A Professional Learning Community That Achieves Results

Guest post by Jack Baldermann

At Westmont High School (WHS)—a Title 1 school just outside Chicago, IL—our team has sustained tremendous growth and significant gains in student achievement. WHS continues to rank in the top 1 percent in Illinois and in the nation for its graduation rate. Over the past five years, 98.5 percent of our students have graduated on time, up from a 10-year average of 90 percent. For five years straight, 100 percent of Latino and African-American students at WHS have completed all graduation requirements on time. In addition, WHS can also claim one of the most improved and top performing AP programs in Illinois and in the nation.

What has caused our substantial growth and gains in student achievement? One of the reasons is that our staff has worked diligently to implement professional learning community (PLC) concepts to drive our improvement. Though many schools utilize PLCs, our teams do a few things differently that have achieved results. Here are a few of the distinguishing factors that separate teams that meet results from teams that exceed them:

Define a collaborative vision for the school.

The most crucial first step in gaining this success was to discuss our vision for our school openly and honestly. We agreed that we would focus on where we could make a difference, take action, and work as a cohesive team. We also made a commitment to not waste our time blaming others, making excuses, or giving attention to things that were beyond our control.

Over several months, during staff meetings, our staff collaboratively developed this vision: We maximize potential and success for every student, focus on what we can control, and develop young people who are compassionate, thoughtful, and make a positive difference in the worldThis vision guides all of our work throughout the school, and we utilize it constantly to reflect on our progress and improve our practices.

Let goals drive your daily work.

With a commitment to our vision, our faculty collaboratively built and passionately agreed to three S.M.A.R.T. goals that drive our work on a daily basis. Having goals gives us direction and a sense of accomplishment. It is important to keep the goals consistent and limited in order to keep us focused on priorities. For the past five years, our three schoolwide S.M.A.R.T. goals have been:

  1. 95 percent or higher of our students will graduate on time each year.
  2. Our AP program will be among the top 1 percent for improvement in Illinois and the nation with annual 10-percent increases in the number of students taking exams, passing exams, earning the AP Scholar distinction, and the number of exams passed by underrepresented students.
  3. Our student performance on state math and reading assessments will show continuous improvement with every student demonstrating grade-level, or more, growth, and an SAT-proficiency increase of 4 percent or more in ELA and 5 percent or more in math.
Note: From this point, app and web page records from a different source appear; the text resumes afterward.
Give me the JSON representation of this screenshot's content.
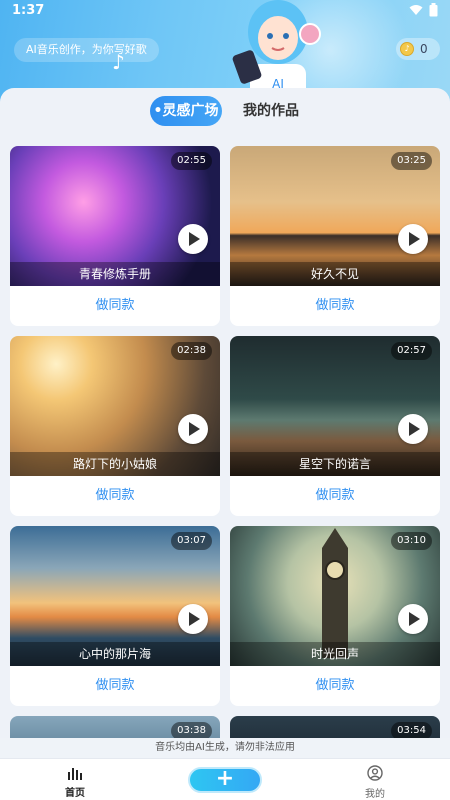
{
  "status": {
    "time": "1:37"
  },
  "header": {
    "slogan": "AI音乐创作，为你写好歌",
    "coins": "0",
    "accent": "#2f8ff0"
  },
  "tabs": [
    {
      "label": "•灵感广场",
      "active": true
    },
    {
      "label": "我的作品",
      "active": false
    }
  ],
  "action_label": "做同款",
  "cards": [
    {
      "title": "青春修炼手册",
      "duration": "02:55"
    },
    {
      "title": "好久不见",
      "duration": "03:25"
    },
    {
      "title": "路灯下的小姑娘",
      "duration": "02:38"
    },
    {
      "title": "星空下的诺言",
      "duration": "02:57"
    },
    {
      "title": "心中的那片海",
      "duration": "03:07"
    },
    {
      "title": "时光回声",
      "duration": "03:10"
    },
    {
      "title": "",
      "duration": "03:38"
    },
    {
      "title": "",
      "duration": "03:54"
    }
  ],
  "disclaimer": "音乐均由AI生成，请勿非法应用",
  "bottom_nav": {
    "home": "首页",
    "create": "+",
    "mine": "我的"
  }
}
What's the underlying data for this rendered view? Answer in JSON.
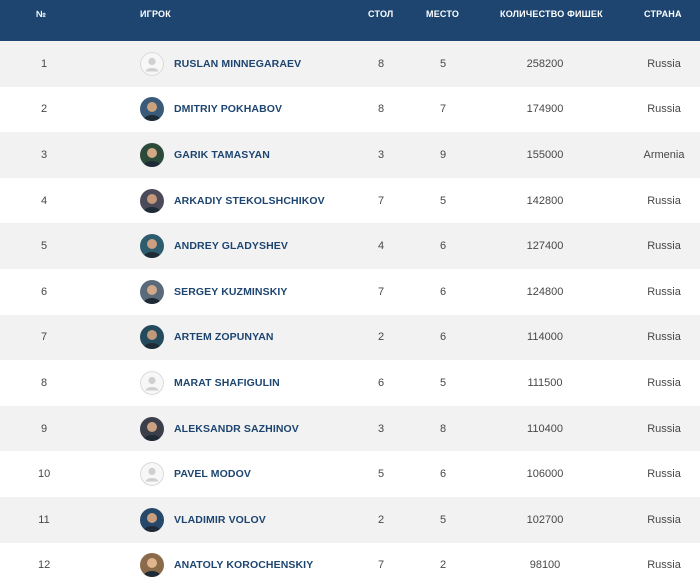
{
  "header": {
    "num": "№",
    "player": "Игрок",
    "table": "Стол",
    "seat": "Место",
    "chips": "Количество фишек",
    "country": "Страна"
  },
  "colors": {
    "header_bg": "#1d4570",
    "name_text": "#1d4570",
    "row_alt_bg": "#f2f2f2"
  },
  "rows": [
    {
      "num": "1",
      "name": "RUSLAN MINNEGARAEV",
      "table": "8",
      "seat": "5",
      "chips": "258200",
      "country": "Russia",
      "avatar": "placeholder-avatar-icon"
    },
    {
      "num": "2",
      "name": "DMITRIY POKHABOV",
      "table": "8",
      "seat": "7",
      "chips": "174900",
      "country": "Russia",
      "avatar": "player-photo"
    },
    {
      "num": "3",
      "name": "GARIK TAMASYAN",
      "table": "3",
      "seat": "9",
      "chips": "155000",
      "country": "Armenia",
      "avatar": "player-photo"
    },
    {
      "num": "4",
      "name": "ARKADIY STEKOLSHCHIKOV",
      "table": "7",
      "seat": "5",
      "chips": "142800",
      "country": "Russia",
      "avatar": "player-photo"
    },
    {
      "num": "5",
      "name": "ANDREY GLADYSHEV",
      "table": "4",
      "seat": "6",
      "chips": "127400",
      "country": "Russia",
      "avatar": "player-photo"
    },
    {
      "num": "6",
      "name": "SERGEY KUZMINSKIY",
      "table": "7",
      "seat": "6",
      "chips": "124800",
      "country": "Russia",
      "avatar": "player-photo"
    },
    {
      "num": "7",
      "name": "ARTEM ZOPUNYAN",
      "table": "2",
      "seat": "6",
      "chips": "114000",
      "country": "Russia",
      "avatar": "player-photo"
    },
    {
      "num": "8",
      "name": "MARAT SHAFIGULIN",
      "table": "6",
      "seat": "5",
      "chips": "111500",
      "country": "Russia",
      "avatar": "placeholder-avatar-icon"
    },
    {
      "num": "9",
      "name": "ALEKSANDR SAZHINOV",
      "table": "3",
      "seat": "8",
      "chips": "110400",
      "country": "Russia",
      "avatar": "player-photo"
    },
    {
      "num": "10",
      "name": "PAVEL MODOV",
      "table": "5",
      "seat": "6",
      "chips": "106000",
      "country": "Russia",
      "avatar": "placeholder-avatar-icon"
    },
    {
      "num": "11",
      "name": "VLADIMIR VOLOV",
      "table": "2",
      "seat": "5",
      "chips": "102700",
      "country": "Russia",
      "avatar": "player-photo"
    },
    {
      "num": "12",
      "name": "ANATOLY KOROCHENSKIY",
      "table": "7",
      "seat": "2",
      "chips": "98100",
      "country": "Russia",
      "avatar": "player-photo"
    }
  ]
}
These goals help our teachers make decisions when designing curriculum and lessons, selecting instructional strategies, creating assessments, and more. Limiting our goals also allows us to monitor our progress more closely.

Use data: the fresher, the better.

Another important component of our PLC teams is what we call “fresh data.” Our teams must gather and collaboratively analyze data that is fresh—student performance information that is current and can be acted upon directly after the team meeting—to increase learning that is still occurring. Some examples of fresh data include exit slips, writing samples, or a project using a collaboratively built rubric. Fresh data allow for more productive meetings that don’t turn into conjecture and speculation.

When we first implemented the use of fresh data, it took some time for teams to adjust to this approach. What we did was to limit each meeting to a review of one learning target and one assessment at a time. This approach helped us to build small wins and kept the team from feeling overwhelmed. Now, we are so comfortable with collecting and reviewing fresh data that we can look at multiple targets and assessments in our meetings.

Celebrate success and learn from mistakes.

The last key PLC ingredient is having our team answer this question: How do we know this meeting improved student learning? Whether it’s the implementation of an instructional strategy or a new lesson, our team consistently follows through to see if these efforts made a difference. Following through lets us celebrate our success when we recognize student-learning increases, which motivates us to continue our hard work. If meetings or interventions fail to reach the desired results, we learn from the experience and use the information to try something new, just like we tell our students to do.

We are proud of our achievements at Westmost High School and our tenacious commitment to continuous improvement. Incorporating PLC concepts has helped our staff become a cohesive team that sees the best in one another and nobly works together to develop young students to maximize their potential. For more information about our approach and our school, please contact me at jackbaldermann@gmail.com.

What other factors make for strong professional learning communities that achieve results?

Jack Baldermann is the principal of Westmont High School in Illinois. He was a finalist for the 2018 NASSP National Principal of the Year and he was the 2017 Illinois High School Principal of the Year.

Leave a Comment

Your email address will not be published.